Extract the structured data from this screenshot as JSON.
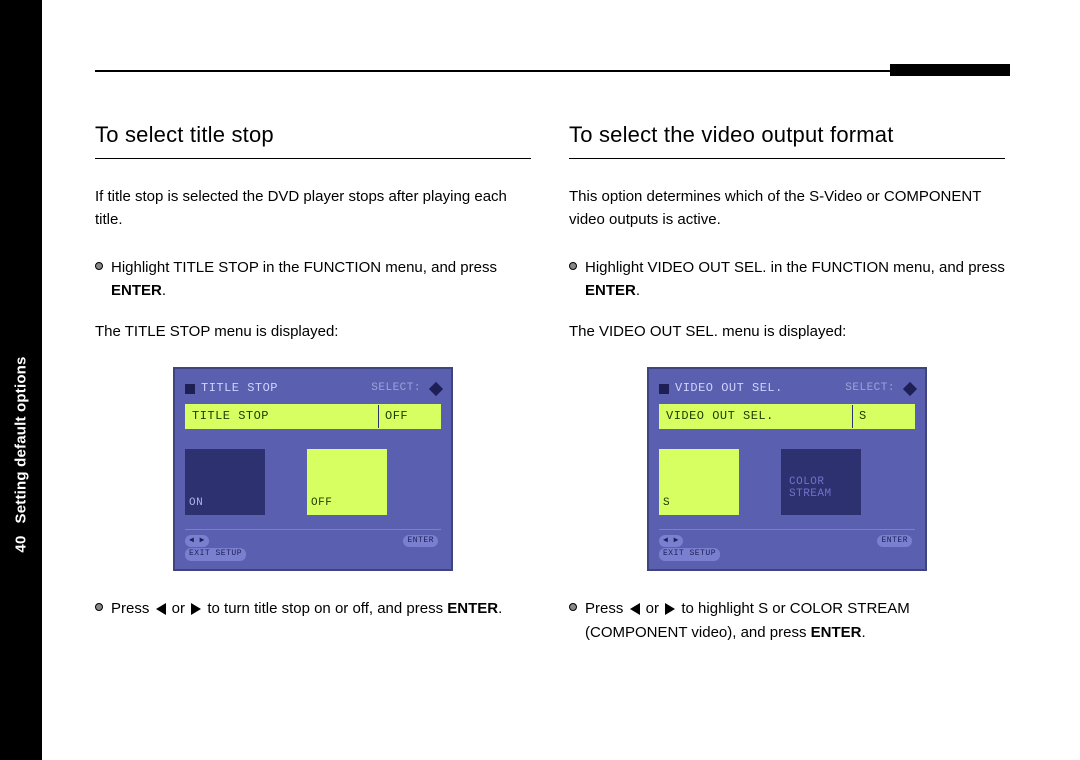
{
  "spine": {
    "page_number": "40",
    "section_title": "Setting default options"
  },
  "left": {
    "heading": "To select title stop",
    "intro": "If title stop is selected the DVD player stops after playing each title.",
    "step1_pre": "Highlight TITLE STOP in the FUNCTION menu, and press ",
    "step1_bold": "ENTER",
    "step1_post": ".",
    "displayed": "The TITLE STOP menu is displayed:",
    "osd": {
      "title": "TITLE STOP",
      "select": "SELECT:",
      "row_label": "TITLE STOP",
      "row_value": "OFF",
      "pane_a": "ON",
      "pane_b": "OFF",
      "footer_left_a": "◀ ▶",
      "footer_left_b": "EXIT SETUP",
      "footer_right": "ENTER"
    },
    "step2_pre": "Press ",
    "step2_mid": " or ",
    "step2_post": " to turn title stop on or off, and press ",
    "step2_bold": "ENTER",
    "step2_end": "."
  },
  "right": {
    "heading": "To select the video output format",
    "intro": "This option determines which of the S-Video or COMPONENT video outputs is active.",
    "step1_pre": "Highlight VIDEO OUT SEL. in the FUNCTION menu, and press ",
    "step1_bold": "ENTER",
    "step1_post": ".",
    "displayed": "The VIDEO OUT SEL. menu is displayed:",
    "osd": {
      "title": "VIDEO OUT SEL.",
      "select": "SELECT:",
      "row_label": "VIDEO OUT SEL.",
      "row_value": "S",
      "pane_a": "S",
      "pane_b_l1": "COLOR",
      "pane_b_l2": "STREAM",
      "footer_left_a": "◀ ▶",
      "footer_left_b": "EXIT SETUP",
      "footer_right": "ENTER"
    },
    "step2_pre": "Press ",
    "step2_mid": " or ",
    "step2_post": " to highlight S or COLOR STREAM (COMPONENT video), and press ",
    "step2_bold": "ENTER",
    "step2_end": "."
  }
}
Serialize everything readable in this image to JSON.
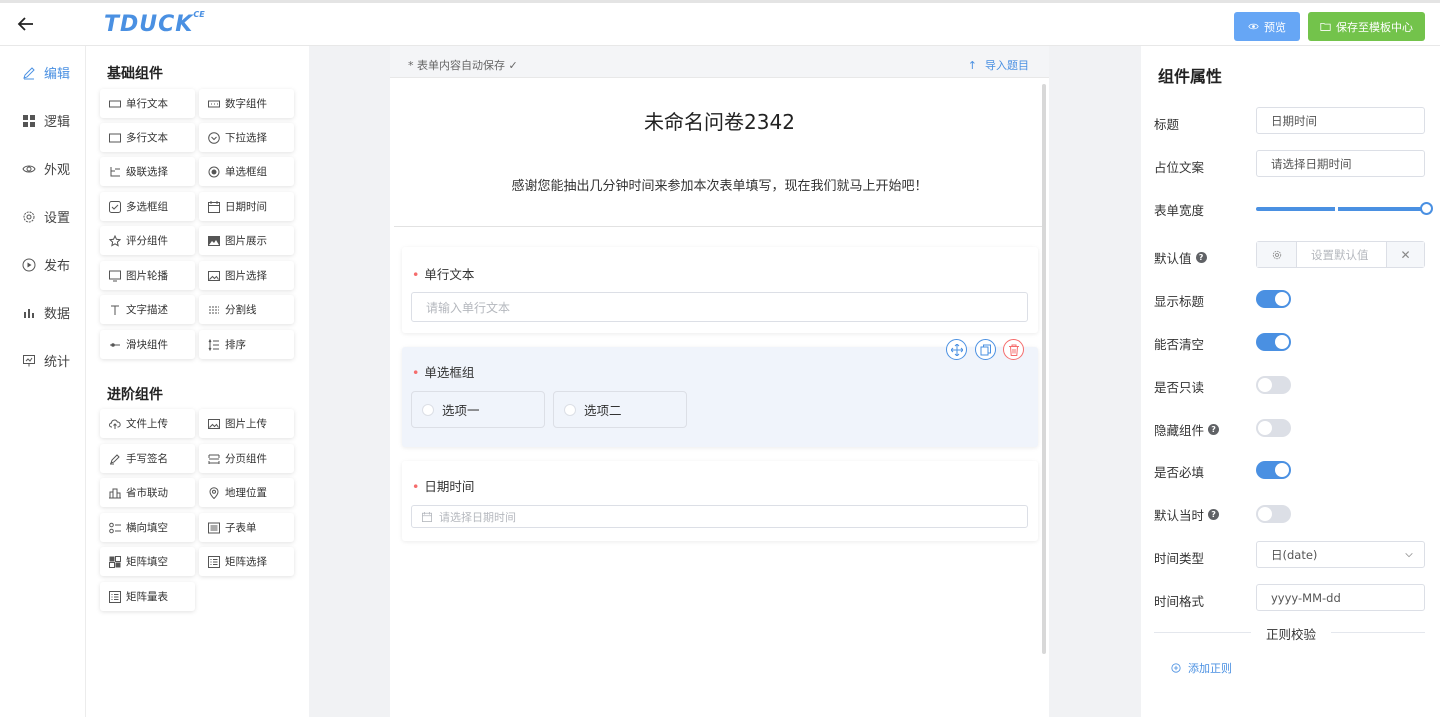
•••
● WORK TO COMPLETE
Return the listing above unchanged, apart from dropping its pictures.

● PROBLEM SOLUTION
Extract the structured data from this screenshot as JSON.
{
  "spine": {
    "page_number": "40",
    "section_title": "Setting default options"
  },
  "left": {
    "heading": "To select title stop",
    "intro": "If title stop is selected the DVD player stops after playing each title.",
    "step1_pre": "Highlight TITLE STOP in the FUNCTION menu, and press ",
    "step1_bold": "ENTER",
    "step1_post": ".",
    "displayed": "The TITLE STOP menu is displayed:",
    "osd": {
      "title": "TITLE STOP",
      "select": "SELECT:",
      "row_label": "TITLE STOP",
      "row_value": "OFF",
      "pane_a": "ON",
      "pane_b": "OFF",
      "footer_left_a": "◀ ▶",
      "footer_left_b": "EXIT SETUP",
      "footer_right": "ENTER"
    },
    "step2_pre": "Press ",
    "step2_mid": " or ",
    "step2_post": " to turn title stop on or off, and press ",
    "step2_bold": "ENTER",
    "step2_end": "."
  },
  "right": {
    "heading": "To select the video output format",
    "intro": "This option determines which of the S-Video or COMPONENT video outputs is active.",
    "step1_pre": "Highlight VIDEO OUT SEL. in the FUNCTION menu, and press ",
    "step1_bold": "ENTER",
    "step1_post": ".",
    "displayed": "The VIDEO OUT SEL. menu is displayed:",
    "osd": {
      "title": "VIDEO OUT SEL.",
      "select": "SELECT:",
      "row_label": "VIDEO OUT SEL.",
      "row_value": "S",
      "pane_a": "S",
      "pane_b_l1": "COLOR",
      "pane_b_l2": "STREAM",
      "footer_left_a": "◀ ▶",
      "footer_left_b": "EXIT SETUP",
      "footer_right": "ENTER"
    },
    "step2_pre": "Press ",
    "step2_mid": " or ",
    "step2_post": " to highlight S or COLOR STREAM (COMPONENT video), and press ",
    "step2_bold": "ENTER",
    "step2_end": "."
  }
}
Serialize everything readable in this image to JSON.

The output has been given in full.